In teaching hospitals, where most neurosurgical procedures take place, those with government-subsidized insurance in the form of Medicaid were found in the same study to have rates of survival closer to those who are privately insured.
“Although the absolute rate of death in both groups is relatively low, the numbers are telling us that there’s a disproportionate amount of mortality associated with not having any insurance at all,” says Alfredo Quinones-Hinojosa, M.D., a professor of neurosurgery and oncology at the Johns Hopkins University School of Medicine and leader of the study described in the November issue of the Archives of Surgery. “We have a finding that patients with no insurance whatsoever have worse outcomes, and we don’t have a medical explanation for why that is.”
Quinones-Hinojosa emphasized that the disparities uncovered in a review of more than 28,000 patient medical records were unlikely to be accounted for by a patient’s overall state of health, or the ability to access care, factors often cited to explain why the uninsured fare worse. In fact, the researchers found that in patients with no illnesses other than the brain tumor, the uninsured had a threefold higher risk of dying in the hospital compared to privately insured patients.
He says he was surprised to find that patients with state-supported insurance in the form of Medicaid did somewhat better than those with no insurance.
Approximately 612,000 people in the United States have a diagnosis of a primary brain or nervous system tumor. Malignant brain tumors cause roughly 13,000 deaths annually and those diagnosed have a five-year survival rate of about 35 percent.

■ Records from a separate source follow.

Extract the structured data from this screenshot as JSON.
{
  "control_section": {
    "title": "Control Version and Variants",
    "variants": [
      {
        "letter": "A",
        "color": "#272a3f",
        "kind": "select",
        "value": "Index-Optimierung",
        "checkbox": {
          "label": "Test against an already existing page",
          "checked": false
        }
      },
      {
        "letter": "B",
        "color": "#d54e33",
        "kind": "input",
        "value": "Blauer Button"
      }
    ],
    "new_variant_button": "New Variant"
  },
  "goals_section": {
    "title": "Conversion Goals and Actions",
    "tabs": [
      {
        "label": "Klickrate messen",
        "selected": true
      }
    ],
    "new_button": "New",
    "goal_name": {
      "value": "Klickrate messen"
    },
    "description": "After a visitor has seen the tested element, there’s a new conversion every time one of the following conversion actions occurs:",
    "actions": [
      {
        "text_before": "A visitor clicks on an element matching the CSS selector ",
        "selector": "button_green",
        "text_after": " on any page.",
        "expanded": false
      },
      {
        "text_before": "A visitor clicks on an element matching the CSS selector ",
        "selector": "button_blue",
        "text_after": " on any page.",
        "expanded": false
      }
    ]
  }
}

In their study, Quinones-Hinojosa and his team analyzed data from 28,582 patients between the ages of 18 and 65 who underwent craniotomy (open-skull surgery) for a brain tumor between 1999 and 2008. The data were part of the Nationwide Inpatient Sample (NIS) database. Most of the patients with government insurance were on Medicaid and not Medicare because they were under the age of 65, when Medicare typically kicks in. The researchers found that the uninsured patients were twice as likely to die in the hospital as those who had the same operation but were privately insured.
In general, according to previous research, insurance status may influence health outcomes by affecting a patient’s overall health, the ability to access care (meaning they come to a doctor after a disease has become more serious) or the quality of the treatment delivered. Quinones-Hinojosa says the study did not eliminate the possibility that patients who are not able to see a doctor regularly have some medical conditions that are undiagnosed, and therefore are not listed as having other medical conditions in the database that was used. These patients may appear healthy “on paper,” but in reality, they could have any number of debilitating medical conditions and may be more likely to have a worse outcome after surgery.
Another possibility – that caregivers treat uninsured patients differently – is one that needs to be closely looked at, he says.
“This research raises more questions than it answers,” he says. “Do we treat these patients differently because they don’t have insurance? Are we more eager to withdraw care because the expense of caring for these patients falls on the shoulders of the hospital? I’m hoping that’s not the case, but it’s something we have to talk about. We need to be aware of these issues and make sure we are making decisions based on sound medical judgment and not some other factor.”
Other research has been done and has found that for other critically ill patients, patients without insurance are more likely to die than those with private insurance.
The research was funded by grants made to the authors by the Doris Duke Charitable Foundation, VSBfonds, the Prins Bernhard Cultuurfonds and the Robert Wood Johnson Foundation.
Other Johns Hopkins researchers involved in the study include Eric N. Momin, B.A.; Hadie Adams, M.D.; Russell T. Shinohara, M.Sc.; Constantine Frangakis, Ph.D.; and Henry Brem, M.D.
Media Contact: Stephanie Desmon